Theoretically, a positive relation is expected between skin temperature and the percutaneous penetration of topically applied substances. The aim of the present study was to evaluate the influence of the temperature on the in vitro percutaneous penetration of dihydrotestosterone. Hairless rat skin was mounted in static diffusion cells placed in a water bath at different temperatures (28.6, 35.1 and 38.2 degrees C, respectively). Different vehicles were tested as well as the addition of penetration promoting molecules such as oleic acid and limonene. A saline buffer was used as the receptor phase.
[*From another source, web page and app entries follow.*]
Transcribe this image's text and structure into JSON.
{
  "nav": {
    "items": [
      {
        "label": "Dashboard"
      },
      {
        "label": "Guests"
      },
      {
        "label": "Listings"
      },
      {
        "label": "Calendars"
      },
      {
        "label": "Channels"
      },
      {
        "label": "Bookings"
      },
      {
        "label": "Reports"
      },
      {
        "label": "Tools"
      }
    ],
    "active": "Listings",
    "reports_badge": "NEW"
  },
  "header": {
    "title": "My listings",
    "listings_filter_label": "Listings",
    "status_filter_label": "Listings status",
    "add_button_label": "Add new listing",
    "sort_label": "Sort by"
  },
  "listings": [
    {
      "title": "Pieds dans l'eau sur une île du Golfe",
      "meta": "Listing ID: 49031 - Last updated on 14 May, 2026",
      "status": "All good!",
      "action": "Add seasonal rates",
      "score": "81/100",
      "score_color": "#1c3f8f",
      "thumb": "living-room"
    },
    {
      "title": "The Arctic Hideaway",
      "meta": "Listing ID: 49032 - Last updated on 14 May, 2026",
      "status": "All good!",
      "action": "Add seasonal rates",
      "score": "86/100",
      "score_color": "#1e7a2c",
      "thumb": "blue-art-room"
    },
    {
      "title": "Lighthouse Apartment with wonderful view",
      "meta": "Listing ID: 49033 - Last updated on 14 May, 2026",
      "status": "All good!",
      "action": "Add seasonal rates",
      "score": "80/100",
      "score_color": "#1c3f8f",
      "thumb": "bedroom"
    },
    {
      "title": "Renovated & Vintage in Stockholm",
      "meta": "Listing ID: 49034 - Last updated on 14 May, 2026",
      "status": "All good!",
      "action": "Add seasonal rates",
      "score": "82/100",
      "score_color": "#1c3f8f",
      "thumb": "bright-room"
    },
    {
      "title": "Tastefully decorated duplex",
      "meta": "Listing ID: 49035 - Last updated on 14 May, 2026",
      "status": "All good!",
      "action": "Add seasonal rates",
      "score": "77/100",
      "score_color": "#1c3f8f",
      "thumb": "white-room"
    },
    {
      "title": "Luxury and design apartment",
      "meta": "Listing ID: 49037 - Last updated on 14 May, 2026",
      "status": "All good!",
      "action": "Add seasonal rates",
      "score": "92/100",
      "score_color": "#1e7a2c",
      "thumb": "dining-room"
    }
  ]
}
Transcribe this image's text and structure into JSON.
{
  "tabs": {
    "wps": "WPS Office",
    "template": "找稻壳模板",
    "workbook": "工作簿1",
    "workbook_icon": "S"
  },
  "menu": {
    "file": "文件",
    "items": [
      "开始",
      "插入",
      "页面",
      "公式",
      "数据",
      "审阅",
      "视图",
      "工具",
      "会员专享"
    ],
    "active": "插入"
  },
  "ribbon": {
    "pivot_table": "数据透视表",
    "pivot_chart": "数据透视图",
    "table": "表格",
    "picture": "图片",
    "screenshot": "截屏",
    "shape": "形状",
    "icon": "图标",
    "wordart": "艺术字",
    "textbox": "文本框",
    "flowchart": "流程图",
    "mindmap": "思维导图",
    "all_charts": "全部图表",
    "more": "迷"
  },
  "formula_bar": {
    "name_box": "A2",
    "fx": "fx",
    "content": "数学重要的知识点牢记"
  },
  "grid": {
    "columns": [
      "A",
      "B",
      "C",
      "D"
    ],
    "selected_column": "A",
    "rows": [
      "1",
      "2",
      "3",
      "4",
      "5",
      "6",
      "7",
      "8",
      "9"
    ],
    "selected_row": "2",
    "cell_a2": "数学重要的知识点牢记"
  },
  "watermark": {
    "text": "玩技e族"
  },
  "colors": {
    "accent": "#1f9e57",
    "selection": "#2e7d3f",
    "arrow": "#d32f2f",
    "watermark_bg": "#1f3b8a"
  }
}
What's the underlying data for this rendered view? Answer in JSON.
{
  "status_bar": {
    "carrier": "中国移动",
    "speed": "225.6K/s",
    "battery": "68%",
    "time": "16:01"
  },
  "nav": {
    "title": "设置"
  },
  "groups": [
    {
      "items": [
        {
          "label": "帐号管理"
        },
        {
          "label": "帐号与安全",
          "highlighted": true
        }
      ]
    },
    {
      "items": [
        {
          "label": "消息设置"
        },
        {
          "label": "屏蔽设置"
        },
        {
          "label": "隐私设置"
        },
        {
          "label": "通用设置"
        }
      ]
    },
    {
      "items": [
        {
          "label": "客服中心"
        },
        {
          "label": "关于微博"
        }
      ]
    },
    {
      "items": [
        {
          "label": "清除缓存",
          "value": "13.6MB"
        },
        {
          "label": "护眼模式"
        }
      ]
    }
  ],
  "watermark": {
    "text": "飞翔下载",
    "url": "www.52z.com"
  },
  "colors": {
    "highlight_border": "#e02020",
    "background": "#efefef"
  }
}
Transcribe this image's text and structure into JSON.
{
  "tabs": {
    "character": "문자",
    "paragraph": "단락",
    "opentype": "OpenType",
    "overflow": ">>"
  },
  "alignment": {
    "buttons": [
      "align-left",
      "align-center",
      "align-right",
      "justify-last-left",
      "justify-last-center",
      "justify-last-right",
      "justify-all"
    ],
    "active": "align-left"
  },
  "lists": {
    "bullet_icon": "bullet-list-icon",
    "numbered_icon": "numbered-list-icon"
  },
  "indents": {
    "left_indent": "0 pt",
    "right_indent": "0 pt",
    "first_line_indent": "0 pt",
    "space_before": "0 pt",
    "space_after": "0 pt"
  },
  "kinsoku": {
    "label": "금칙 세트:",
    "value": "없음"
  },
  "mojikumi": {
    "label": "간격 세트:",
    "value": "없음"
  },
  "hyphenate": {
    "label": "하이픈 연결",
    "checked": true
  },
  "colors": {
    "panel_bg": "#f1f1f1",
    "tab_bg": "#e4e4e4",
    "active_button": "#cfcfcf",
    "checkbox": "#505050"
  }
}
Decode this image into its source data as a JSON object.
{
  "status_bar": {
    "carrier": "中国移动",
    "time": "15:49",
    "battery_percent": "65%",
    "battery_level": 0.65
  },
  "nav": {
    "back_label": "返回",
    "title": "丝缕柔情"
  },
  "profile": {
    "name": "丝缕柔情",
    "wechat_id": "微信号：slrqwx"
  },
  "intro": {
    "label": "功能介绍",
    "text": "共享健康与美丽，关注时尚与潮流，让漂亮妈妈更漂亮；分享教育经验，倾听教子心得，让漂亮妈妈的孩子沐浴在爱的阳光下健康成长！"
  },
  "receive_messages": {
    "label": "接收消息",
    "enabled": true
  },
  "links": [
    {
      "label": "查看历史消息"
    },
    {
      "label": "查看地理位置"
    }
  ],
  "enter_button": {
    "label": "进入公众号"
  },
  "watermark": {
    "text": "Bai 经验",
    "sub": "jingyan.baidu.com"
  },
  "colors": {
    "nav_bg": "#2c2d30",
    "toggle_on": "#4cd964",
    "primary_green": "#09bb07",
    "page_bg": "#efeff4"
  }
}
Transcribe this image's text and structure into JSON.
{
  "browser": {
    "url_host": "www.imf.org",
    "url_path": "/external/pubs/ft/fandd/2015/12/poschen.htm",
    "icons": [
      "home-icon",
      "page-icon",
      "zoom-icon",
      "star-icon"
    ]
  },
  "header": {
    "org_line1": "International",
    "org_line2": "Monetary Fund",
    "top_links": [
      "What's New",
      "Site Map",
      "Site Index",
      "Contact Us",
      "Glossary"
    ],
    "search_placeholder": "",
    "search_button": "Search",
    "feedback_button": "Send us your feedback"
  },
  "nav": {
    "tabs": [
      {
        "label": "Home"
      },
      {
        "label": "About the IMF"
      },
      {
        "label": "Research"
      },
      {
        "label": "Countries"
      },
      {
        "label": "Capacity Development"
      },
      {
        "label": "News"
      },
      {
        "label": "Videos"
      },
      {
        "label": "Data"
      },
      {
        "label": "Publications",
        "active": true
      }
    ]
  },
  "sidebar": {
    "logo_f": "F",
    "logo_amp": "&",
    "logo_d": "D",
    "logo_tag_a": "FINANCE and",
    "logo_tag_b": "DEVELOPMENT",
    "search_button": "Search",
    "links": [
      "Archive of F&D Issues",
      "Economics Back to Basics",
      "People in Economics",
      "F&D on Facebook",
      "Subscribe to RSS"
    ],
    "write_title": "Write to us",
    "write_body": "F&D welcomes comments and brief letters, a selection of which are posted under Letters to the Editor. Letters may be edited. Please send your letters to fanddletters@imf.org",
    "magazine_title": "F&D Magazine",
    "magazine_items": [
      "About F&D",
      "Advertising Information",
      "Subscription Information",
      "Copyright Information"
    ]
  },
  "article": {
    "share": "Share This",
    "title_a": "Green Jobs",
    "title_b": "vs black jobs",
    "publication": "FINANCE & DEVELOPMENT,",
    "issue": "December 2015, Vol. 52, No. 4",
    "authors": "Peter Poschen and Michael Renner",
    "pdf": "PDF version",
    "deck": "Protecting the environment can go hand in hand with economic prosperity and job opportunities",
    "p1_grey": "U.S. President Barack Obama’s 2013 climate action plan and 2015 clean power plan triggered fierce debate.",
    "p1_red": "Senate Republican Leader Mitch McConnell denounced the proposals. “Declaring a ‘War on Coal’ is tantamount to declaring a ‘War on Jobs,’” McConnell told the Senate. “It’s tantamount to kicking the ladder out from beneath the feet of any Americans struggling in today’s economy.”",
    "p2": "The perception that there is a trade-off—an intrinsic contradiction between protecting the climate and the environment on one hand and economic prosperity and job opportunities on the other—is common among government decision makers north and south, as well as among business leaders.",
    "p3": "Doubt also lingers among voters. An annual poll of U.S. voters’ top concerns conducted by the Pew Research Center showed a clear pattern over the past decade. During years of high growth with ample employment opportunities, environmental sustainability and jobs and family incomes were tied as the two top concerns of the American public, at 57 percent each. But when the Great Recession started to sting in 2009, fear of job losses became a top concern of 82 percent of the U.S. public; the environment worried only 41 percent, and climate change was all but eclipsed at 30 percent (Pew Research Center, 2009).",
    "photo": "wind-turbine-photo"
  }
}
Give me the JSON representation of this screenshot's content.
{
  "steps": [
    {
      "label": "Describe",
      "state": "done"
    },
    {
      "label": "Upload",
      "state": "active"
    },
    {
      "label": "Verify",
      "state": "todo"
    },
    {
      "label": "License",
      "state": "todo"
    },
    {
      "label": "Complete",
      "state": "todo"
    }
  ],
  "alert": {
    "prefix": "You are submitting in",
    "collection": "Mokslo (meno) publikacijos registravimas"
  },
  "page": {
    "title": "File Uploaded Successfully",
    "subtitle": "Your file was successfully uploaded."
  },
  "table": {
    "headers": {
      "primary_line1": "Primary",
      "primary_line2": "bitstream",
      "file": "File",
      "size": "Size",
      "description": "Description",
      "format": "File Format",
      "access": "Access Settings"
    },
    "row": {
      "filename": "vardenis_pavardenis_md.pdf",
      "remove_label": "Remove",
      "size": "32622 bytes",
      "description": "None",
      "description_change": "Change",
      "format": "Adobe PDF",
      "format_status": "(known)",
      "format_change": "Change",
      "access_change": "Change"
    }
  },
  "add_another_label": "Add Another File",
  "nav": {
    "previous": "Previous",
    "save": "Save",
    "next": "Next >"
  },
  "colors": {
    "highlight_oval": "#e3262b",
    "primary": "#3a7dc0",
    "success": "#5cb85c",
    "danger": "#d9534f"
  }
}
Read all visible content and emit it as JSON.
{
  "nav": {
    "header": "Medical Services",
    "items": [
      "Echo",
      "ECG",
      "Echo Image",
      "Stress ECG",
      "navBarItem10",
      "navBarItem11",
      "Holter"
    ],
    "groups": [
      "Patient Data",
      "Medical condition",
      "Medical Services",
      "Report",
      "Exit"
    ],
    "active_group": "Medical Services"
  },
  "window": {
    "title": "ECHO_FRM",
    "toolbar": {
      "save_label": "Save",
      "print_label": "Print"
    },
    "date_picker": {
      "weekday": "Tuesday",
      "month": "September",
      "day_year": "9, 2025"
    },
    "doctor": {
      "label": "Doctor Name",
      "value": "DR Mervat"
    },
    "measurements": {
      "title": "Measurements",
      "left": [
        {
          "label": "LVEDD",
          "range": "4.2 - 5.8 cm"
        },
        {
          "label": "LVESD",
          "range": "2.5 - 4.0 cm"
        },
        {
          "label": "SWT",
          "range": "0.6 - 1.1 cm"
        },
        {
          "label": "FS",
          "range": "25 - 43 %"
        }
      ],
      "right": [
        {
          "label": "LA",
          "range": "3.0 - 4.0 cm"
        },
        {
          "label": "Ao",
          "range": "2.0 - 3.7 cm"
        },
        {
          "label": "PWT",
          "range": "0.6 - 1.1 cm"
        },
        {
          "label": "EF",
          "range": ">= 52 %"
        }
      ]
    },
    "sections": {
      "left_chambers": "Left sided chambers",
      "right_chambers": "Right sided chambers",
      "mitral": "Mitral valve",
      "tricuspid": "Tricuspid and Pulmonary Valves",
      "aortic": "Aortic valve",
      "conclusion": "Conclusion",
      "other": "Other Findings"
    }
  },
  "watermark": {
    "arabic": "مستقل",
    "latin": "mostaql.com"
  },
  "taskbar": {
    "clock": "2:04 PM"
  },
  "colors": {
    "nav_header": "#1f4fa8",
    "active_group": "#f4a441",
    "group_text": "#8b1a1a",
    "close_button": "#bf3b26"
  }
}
Penetration through the skin was evaluated by means of scintillation counting of the radiolabelled dihydrotestosterone. Experiments were followed for a period of 29 h. The total amount of penetrant, dihydrotestosterone, as well as the flux, were calculated from these kinetics. Our results demonstrate a temperature effect with the highest penetration at 38.2 degrees C. The vehicle was also found to influence the penetration of dihydrotestosterone in a significant way. Furthermore, limonene presented better penetration promoting properties compared with oleic acid.
Copyright 1998 Elsevier Science B.V.